◆ **What needs to be done**
Where does the word "JSON" occur in the entries below? Copy every line that has it.

-------- Records shown

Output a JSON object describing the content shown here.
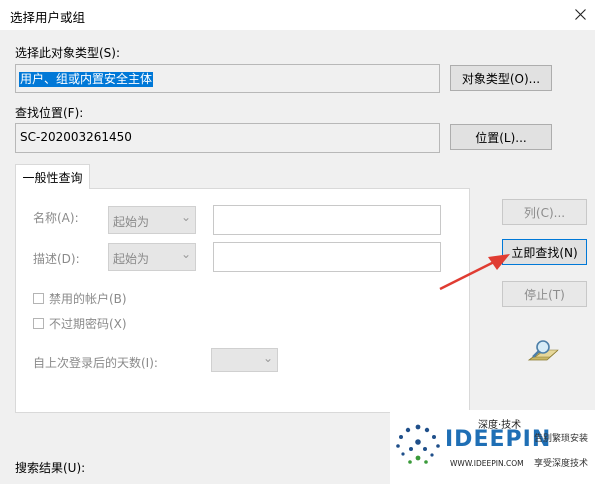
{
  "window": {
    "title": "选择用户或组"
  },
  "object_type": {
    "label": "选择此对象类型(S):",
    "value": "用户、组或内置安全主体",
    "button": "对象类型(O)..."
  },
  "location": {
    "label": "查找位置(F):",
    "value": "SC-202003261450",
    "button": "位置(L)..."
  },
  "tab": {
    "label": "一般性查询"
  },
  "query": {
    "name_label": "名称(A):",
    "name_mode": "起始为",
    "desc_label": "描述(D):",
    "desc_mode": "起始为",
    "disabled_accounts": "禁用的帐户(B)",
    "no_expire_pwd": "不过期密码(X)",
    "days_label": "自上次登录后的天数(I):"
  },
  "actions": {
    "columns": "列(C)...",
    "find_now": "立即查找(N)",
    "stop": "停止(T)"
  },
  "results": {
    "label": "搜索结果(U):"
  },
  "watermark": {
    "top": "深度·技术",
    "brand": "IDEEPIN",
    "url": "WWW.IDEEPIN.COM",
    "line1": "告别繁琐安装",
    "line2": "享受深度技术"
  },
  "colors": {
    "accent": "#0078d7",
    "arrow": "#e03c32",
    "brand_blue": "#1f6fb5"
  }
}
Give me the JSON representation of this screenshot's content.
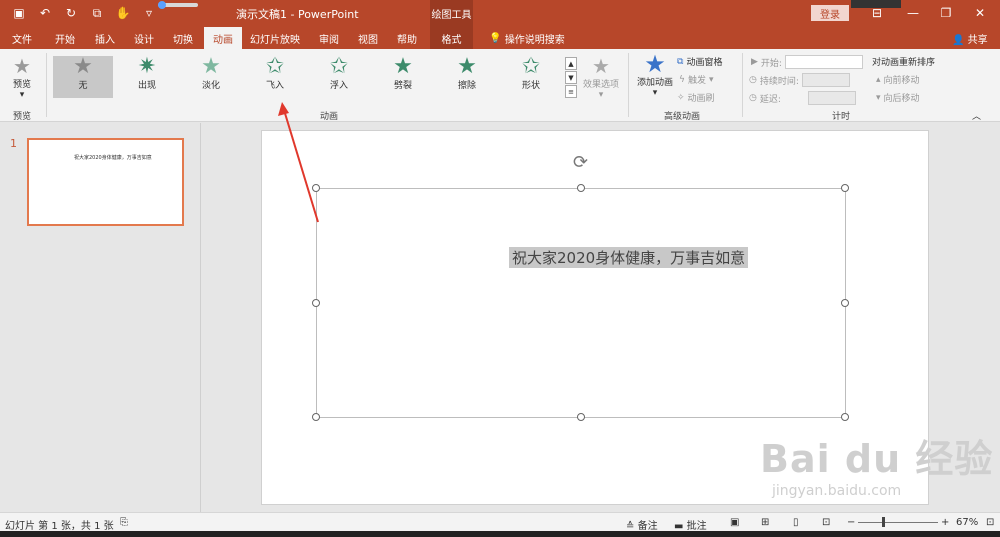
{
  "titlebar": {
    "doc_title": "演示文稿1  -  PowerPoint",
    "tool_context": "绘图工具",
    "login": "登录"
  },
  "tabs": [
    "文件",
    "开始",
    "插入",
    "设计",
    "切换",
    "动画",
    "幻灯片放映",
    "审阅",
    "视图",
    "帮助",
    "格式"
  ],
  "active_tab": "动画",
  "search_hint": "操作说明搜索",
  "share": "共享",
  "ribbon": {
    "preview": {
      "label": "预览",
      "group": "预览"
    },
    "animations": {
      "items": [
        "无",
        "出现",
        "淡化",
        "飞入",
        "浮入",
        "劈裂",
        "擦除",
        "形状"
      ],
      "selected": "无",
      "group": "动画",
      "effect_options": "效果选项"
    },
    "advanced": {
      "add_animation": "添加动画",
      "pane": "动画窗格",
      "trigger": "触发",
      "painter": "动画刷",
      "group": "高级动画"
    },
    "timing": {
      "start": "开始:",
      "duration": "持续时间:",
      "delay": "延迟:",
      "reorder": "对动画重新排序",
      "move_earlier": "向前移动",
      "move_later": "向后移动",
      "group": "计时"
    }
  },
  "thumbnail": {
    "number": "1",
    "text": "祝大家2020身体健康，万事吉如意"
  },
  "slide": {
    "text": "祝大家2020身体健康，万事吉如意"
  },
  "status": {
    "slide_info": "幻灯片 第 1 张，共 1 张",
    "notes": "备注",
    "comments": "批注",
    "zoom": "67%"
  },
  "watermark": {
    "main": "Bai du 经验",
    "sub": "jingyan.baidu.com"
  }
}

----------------
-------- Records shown

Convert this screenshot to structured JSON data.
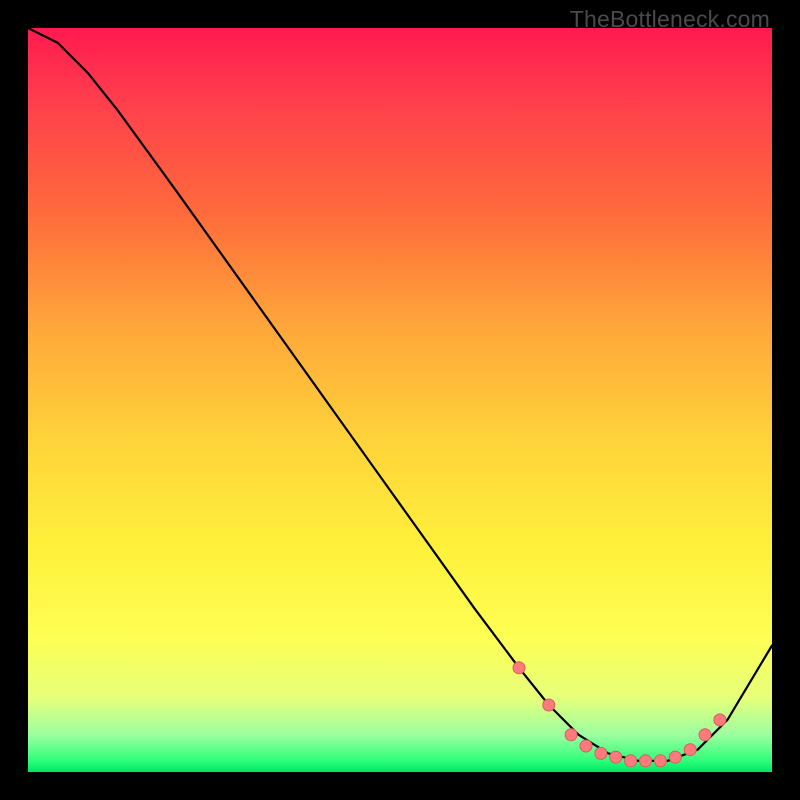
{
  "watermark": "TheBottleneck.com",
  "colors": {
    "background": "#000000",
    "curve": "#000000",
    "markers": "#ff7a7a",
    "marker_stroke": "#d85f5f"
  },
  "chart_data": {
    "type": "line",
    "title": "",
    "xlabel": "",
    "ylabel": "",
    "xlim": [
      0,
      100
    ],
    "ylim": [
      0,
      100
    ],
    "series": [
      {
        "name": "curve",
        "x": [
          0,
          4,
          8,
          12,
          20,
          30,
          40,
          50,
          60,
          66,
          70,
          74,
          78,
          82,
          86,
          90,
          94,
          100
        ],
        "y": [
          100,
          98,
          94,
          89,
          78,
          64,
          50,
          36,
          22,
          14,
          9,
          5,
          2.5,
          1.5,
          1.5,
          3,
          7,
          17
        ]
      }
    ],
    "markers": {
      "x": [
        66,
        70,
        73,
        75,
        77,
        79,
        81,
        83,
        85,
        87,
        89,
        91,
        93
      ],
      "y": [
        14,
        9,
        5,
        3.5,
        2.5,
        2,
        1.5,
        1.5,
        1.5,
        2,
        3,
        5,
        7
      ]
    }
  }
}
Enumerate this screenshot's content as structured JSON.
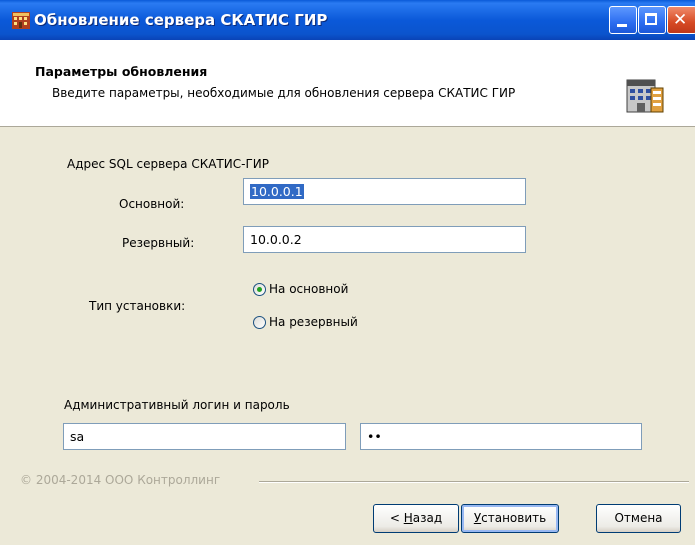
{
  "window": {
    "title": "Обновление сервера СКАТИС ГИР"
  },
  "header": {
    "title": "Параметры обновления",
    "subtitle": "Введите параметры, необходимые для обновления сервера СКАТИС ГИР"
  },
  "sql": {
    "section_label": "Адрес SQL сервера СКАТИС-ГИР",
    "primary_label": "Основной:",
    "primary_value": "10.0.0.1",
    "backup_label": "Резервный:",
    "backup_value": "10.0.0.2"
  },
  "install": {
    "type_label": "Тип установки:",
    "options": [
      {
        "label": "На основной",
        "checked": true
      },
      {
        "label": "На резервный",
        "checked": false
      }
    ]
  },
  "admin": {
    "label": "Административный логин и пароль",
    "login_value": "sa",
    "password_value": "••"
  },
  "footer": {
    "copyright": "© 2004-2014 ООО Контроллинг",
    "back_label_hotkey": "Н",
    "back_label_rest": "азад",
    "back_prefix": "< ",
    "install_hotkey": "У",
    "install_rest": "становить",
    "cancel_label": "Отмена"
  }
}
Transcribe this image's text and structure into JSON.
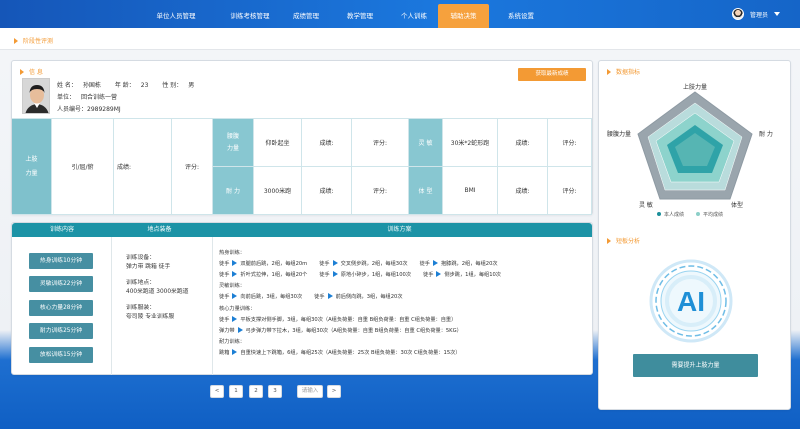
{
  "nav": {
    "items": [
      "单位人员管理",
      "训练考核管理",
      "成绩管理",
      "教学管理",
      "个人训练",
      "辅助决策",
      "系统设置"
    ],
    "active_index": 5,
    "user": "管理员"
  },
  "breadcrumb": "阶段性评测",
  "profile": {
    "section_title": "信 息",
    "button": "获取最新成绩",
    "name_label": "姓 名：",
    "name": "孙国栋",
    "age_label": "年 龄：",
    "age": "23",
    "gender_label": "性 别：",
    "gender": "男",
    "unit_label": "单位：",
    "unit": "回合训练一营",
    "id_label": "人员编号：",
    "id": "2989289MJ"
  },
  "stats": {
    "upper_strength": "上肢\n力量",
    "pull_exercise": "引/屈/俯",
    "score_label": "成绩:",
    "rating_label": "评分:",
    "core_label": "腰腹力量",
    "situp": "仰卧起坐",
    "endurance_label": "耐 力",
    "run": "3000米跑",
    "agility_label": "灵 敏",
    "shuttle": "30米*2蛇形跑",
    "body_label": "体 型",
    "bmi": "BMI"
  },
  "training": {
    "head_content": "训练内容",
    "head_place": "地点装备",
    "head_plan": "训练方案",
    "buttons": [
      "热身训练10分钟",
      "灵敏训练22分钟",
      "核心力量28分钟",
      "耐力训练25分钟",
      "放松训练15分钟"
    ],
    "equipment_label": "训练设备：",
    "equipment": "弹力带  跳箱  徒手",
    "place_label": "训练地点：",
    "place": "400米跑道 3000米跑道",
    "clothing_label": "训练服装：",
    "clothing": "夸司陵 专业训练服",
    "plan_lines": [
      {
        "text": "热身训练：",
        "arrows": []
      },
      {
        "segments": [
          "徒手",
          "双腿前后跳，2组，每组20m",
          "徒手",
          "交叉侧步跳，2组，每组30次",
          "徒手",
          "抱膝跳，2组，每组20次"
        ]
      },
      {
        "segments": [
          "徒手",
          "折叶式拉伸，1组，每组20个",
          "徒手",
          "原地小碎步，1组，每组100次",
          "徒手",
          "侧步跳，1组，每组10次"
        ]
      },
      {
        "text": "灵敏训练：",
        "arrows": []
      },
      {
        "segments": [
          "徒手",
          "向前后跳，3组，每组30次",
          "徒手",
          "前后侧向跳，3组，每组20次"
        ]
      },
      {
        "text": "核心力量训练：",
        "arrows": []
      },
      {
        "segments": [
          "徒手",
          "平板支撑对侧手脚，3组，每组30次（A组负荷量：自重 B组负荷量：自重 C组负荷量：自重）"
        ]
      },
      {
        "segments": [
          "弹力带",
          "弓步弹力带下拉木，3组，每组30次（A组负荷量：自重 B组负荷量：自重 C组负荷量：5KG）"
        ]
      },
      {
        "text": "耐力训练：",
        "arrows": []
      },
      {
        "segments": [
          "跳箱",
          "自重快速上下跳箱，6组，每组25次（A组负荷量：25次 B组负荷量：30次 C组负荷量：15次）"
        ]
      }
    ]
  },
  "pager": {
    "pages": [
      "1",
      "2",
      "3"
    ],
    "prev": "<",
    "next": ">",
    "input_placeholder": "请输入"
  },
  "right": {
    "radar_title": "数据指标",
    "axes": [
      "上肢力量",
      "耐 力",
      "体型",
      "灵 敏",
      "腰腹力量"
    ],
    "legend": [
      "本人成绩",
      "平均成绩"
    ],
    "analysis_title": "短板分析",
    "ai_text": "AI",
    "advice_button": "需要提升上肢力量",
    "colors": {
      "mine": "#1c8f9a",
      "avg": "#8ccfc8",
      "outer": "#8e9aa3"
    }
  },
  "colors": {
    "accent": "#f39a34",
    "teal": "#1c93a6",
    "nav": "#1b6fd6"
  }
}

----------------
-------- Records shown

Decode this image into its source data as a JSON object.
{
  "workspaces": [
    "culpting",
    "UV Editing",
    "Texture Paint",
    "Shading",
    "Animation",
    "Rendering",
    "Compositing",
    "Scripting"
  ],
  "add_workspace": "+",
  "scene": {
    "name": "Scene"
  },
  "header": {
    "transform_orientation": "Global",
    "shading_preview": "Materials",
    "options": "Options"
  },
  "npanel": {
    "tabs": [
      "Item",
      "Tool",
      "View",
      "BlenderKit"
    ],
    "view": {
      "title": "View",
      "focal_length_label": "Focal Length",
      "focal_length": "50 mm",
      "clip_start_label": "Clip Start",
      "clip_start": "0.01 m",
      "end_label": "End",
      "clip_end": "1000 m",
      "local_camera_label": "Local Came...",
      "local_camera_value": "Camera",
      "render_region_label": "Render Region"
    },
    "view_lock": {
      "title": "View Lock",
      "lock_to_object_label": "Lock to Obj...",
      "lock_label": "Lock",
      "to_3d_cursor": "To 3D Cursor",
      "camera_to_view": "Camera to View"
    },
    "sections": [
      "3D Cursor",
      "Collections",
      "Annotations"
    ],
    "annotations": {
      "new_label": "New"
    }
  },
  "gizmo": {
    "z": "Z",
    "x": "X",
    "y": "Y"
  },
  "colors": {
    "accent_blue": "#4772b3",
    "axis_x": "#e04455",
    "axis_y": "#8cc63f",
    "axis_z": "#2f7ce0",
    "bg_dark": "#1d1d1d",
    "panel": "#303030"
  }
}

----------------

◆ **Response to the task**
Output a JSON object describing the content shown here.
Give me the JSON representation of this screenshot's content.
Convert this screenshot to structured JSON data.
Enumerate this screenshot's content as structured JSON.
Transcribe this image's text and structure into JSON.
Decode this image into its source data as a JSON object.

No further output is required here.